is_defined indicates whether the Field has been defined on the given FEMesh. Defined Fields have been assigned values on Nodes.

bool is_active(const FEMesh *mesh) const

is_active indicates whether the Field has been activated on the given FEMesh. Active Fields are being solved for.

DegreeOfFreedom *operator()(...) const

DegreeOfFreedom *operator()(const FuncNode*, int component) const;
DegreeOfFreedom *operator()(const FuncNode&, int component) const;
DegreeOfFreedom *operator()(const ElementFuncNodeIterator&, int component) const;
DegreeOfFreedom *operator()(const ElementFuncNodeIterator&, const IteratorP&) const; 

This family of methods are all ways of obtaining the value of a Field at the given Node. The different methods are provided for convenience, to allow different representations of Nodes or Field components. All of these methods return a pointer to a DegreeOfFreedom object, which wraps the actual Field component value and is stored at the Node.

DegreeOfFreedoms are low-level, fairly primitive objects, so these methods cannot be used to extract aggregate values (such as all of the components of a multicomponent Field). To do that, see Field::output.

These functions only return Field values at Nodes. To get values interpolated at an arbitrary point within an Element, see Element::outputField.

double value(node, component)

The value function is a shortcut for evaluating a component of a Field at a Node. In C++, the given node must be a FuncNode pointer or a ElementFuncNodeIterator reference. In Python, it must be a FuncNode object.

OutputValue output(...) const

OutputValue output(const ElementFuncNodeIterator&) const;
OutputValue output(const FuncNode&) const = 0; 

These functions return an OutputValue object which wraps an OutputVal object which contains the value of the Field at the given Node.

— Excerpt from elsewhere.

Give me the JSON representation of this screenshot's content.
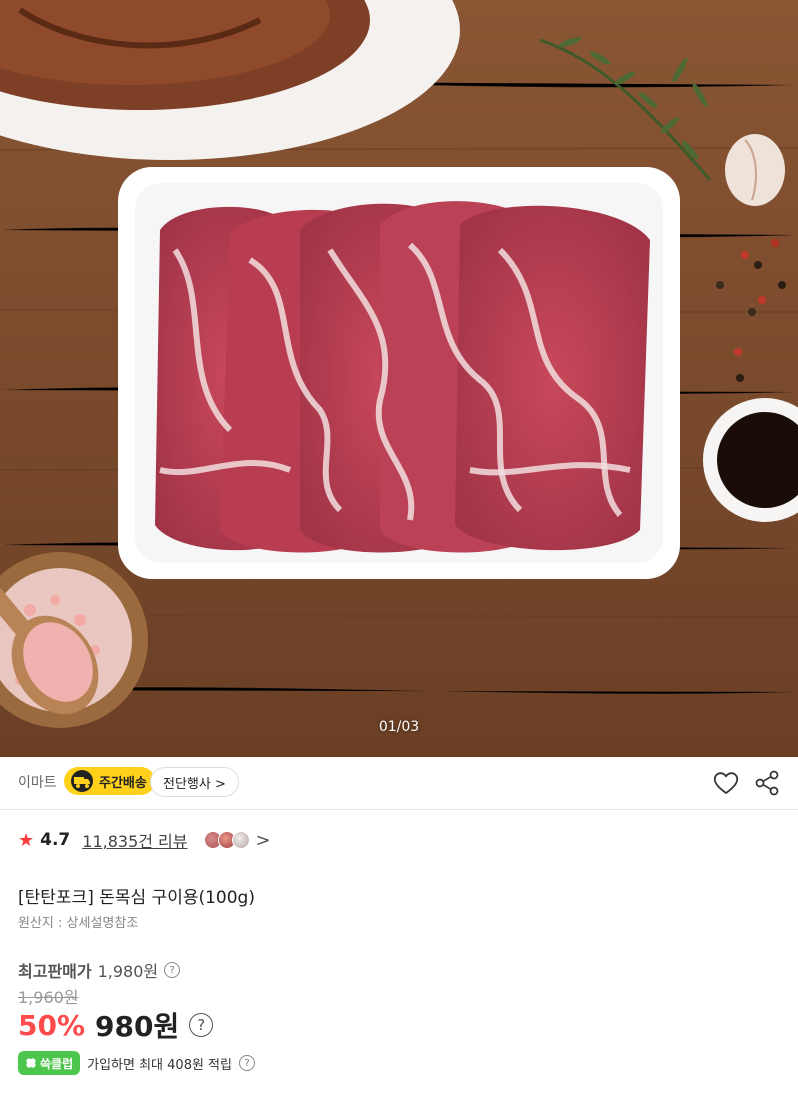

These calls are mostly used as a mechanism for generically transferring Field values to Python when plotting data, but they can also be useful when writing Field-dependent Propertys.

The output functions differ from Field::operator() by returning all of the components of a multi-dimensional Field in one call.